|1998||“The Good-Natured Feminist: Ecofeminism and Democracy,” in Roger Keil, David V.J. Bell, Peter Penz and Leesa Fawcett (ed.), Political Ecology: Global and Local (New York: Routledge), pp. 240-255.|
|1997||“Globalization and its Discontents: Ecofeminism and the Dilemma of Universal Politics,” in Ted Schrecker (ed.), Surviving Globalism: The Social and Environmental Challenges (New York: St. Martin’s Press), pp. 199-213.|
|1997*||“Is the Personal Always Political?

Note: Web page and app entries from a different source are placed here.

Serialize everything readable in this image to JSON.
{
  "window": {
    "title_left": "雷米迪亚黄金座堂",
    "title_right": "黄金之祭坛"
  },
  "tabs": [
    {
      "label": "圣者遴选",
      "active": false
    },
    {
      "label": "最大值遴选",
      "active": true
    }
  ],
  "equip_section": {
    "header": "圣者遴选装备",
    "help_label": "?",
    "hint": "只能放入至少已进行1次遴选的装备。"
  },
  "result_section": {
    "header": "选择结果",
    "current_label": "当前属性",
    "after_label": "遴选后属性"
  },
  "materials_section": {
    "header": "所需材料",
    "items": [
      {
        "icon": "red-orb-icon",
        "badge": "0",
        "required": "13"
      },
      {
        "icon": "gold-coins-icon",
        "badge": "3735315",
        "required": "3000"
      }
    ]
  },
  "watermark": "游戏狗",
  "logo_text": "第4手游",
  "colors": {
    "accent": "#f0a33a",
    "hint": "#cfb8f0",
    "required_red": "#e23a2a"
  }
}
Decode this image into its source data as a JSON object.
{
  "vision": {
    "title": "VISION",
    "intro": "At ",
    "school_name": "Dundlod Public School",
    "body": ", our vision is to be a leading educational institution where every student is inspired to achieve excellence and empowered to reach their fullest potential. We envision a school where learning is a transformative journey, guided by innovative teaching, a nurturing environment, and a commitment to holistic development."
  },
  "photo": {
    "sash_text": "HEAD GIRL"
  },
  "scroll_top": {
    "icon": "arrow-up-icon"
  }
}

Environmentalism in Arendt’s Age of ‘The Social,” in William K. Carroll (ed.), Organizing Dissent: Contemporary Social Movements in Theory and Practice, 2nd edition (Toronto: Garamond Press), pp. 76-93.|
|1996||“The Shaky Ground of Urban Sustainability: A Comment on Ecopolitics and Uncertainty,” in Roger Keil, Gerda Wekerle, and David V.J. Bell (ed.), Local Places in the Age of the Global City (Montreal: Black Rose Books), pp. 125-130.|
|1994||“Not the Same Difference? Ecofeminism, Universality, and Particularity,” in
Jesse Vorst, Ross Dobson, and Ron Fletcher (ed.), Green on Red: Evolving Ecological Socialism (Halifax: Society for Socialist Studies/Fernwood Publishing), pp. 47-66.
|1992*||“Ecology as Politics: The Promise and Problems of the Ontario Greens,” in William K. Carroll (ed.), Organizing Dissent: Contemporary Social Movements in Theory and Practice (Toronto: Garamond Press), pp. 157-173.|